DR. TORPOR'S BLOG
Sometimes, instead of coming up with something better, we need to come up with something worse.
Self as Observer. Where on the continuum best describes you?
“The person I call me is my thoughts and feelings about myself” on one end of the continuum.
“The person I call me knows what I am thinking and feeling but is distinct from that process” is at the other end of the continuum.
We move back and forth on this continuum throughout the moment, hour, day, week, month, year, decade, and lifetime.
This is just one example of the joy and challenge of being human.
From the “Self as Observer” scale from the “Acceptance & Commitment Therapy Advisor” instrument copyrighted by David Chandry.
If you are going to take sides against yourself, make sure you deserve it.
If you are convinced that things are bad you are likely to perceive things as bad as you believe they are. Cognitive fusion is a concept from Acceptance and Commitment Therapy. It is similar to ideas of “self-fulfilling prophecy” and “perception is reality.”
One way to undo cognitive fusion is through an openness to questioning how you view things. Try to step back and watch how you behave and respond in situations. Be open to evidence that may disconfirm what you usually tend to believe is the case. Consider alternate explanations.
One dimension of psychological well-being is autonomy. This means a type of independence and self-determination where you are not manipulated by the social pressures of conformity. This means an ability to think for yourself and do things that are right for you, not all the “shoulds” and “oughts” that we are told to do. For example, someone high in autonomy is able to resist the social pressure to have a new or “nice” car. Instead, they might have an old car that meets their transportation needs in order to make money available for the things that are most important to them. With high autonomy one is their own source of values that guide their actions instead of external forces. Your own personal standards are your compass.
With low autonomy one is motivated by the fear of what others will think.
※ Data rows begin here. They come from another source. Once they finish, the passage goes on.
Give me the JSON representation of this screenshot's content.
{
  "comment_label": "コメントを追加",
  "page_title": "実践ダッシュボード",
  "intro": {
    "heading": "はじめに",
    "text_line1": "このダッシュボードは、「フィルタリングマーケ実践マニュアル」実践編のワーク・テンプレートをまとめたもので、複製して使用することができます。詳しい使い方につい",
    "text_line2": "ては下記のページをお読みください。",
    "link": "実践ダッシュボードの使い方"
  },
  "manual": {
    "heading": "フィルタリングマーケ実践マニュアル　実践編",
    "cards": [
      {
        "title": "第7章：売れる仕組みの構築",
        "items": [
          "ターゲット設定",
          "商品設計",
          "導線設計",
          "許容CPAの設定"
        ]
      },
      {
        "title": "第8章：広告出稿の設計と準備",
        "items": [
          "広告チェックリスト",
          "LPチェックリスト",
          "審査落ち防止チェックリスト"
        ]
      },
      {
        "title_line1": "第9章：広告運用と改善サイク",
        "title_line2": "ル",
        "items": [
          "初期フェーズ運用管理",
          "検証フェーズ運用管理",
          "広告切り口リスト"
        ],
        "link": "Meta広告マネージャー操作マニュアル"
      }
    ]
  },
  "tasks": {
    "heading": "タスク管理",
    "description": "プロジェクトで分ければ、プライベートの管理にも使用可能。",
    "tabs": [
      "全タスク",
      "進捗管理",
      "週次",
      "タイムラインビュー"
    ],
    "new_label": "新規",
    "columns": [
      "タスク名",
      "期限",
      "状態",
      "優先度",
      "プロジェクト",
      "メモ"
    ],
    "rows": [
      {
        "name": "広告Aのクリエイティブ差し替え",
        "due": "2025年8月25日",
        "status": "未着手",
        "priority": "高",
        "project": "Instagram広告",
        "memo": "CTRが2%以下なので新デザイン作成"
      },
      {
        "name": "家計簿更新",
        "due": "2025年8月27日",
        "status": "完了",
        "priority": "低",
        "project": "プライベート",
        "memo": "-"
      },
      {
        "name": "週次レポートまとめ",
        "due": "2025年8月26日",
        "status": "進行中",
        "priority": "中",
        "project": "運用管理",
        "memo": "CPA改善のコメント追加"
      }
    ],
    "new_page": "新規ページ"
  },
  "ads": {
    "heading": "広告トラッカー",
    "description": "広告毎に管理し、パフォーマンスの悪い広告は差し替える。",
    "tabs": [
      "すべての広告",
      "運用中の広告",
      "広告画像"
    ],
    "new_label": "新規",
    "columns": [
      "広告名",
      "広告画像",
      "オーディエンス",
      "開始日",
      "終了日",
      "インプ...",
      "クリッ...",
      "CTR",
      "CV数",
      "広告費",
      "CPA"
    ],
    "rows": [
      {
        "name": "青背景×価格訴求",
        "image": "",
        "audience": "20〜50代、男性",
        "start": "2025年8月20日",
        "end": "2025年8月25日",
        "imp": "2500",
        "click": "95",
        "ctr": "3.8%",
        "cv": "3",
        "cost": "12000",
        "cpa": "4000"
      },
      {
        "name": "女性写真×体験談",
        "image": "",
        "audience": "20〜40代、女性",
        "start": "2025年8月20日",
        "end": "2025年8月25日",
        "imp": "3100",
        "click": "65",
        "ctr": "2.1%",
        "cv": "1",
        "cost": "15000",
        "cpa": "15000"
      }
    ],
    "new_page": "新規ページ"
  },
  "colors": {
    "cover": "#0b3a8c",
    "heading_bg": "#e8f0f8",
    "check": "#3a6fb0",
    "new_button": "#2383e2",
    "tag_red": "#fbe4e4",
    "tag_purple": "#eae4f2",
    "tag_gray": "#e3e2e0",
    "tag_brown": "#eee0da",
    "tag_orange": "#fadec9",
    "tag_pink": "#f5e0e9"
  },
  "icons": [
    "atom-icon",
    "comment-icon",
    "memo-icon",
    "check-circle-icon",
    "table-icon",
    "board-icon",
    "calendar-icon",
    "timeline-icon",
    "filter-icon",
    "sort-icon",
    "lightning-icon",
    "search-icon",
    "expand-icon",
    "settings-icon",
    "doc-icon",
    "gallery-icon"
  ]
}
Consequently, one automatically seeks to follow the “rules” that are most prevalent, whether or not they fit oneself. A fear of being judged negatively by others is a strong motivator with low autonomy. This results in thinking and behaving in ways that are dictated by current social pressures. For example, if one watches a lot of television they may come to believe one needs to have a certain type of physical attractiveness to have worth as a person. Not only may they pursue changing their appearance but also feel ashamed or embarrassed by their own natural looks.
Although originating as a side-effect of the coronavirus sheltering-in-place, the recently renewed interest in potted plants is likely to continue.
Mentalizing is a skill with two parts. One part is the ability to see yourself from the outside. This means accurately recognizing how others may see you in an interaction. The other part is the capacity to see others from the inside. This means to have a good sense of why someone is acting the way they do in an interaction. For example, if you are able to accurately figure out that a person may be feeling defensive for whatever reason, then you are in a much better position to help the discussion move in a positive direction with good feelings. Developing a strong mentalizing skill is a life long project. We have to be willing to recognize when we are wrong and learn from our mistakes. Just like a sport, it takes a lot of deliberate work to get good at mentalizing.
Whenever I go to court something weird happens.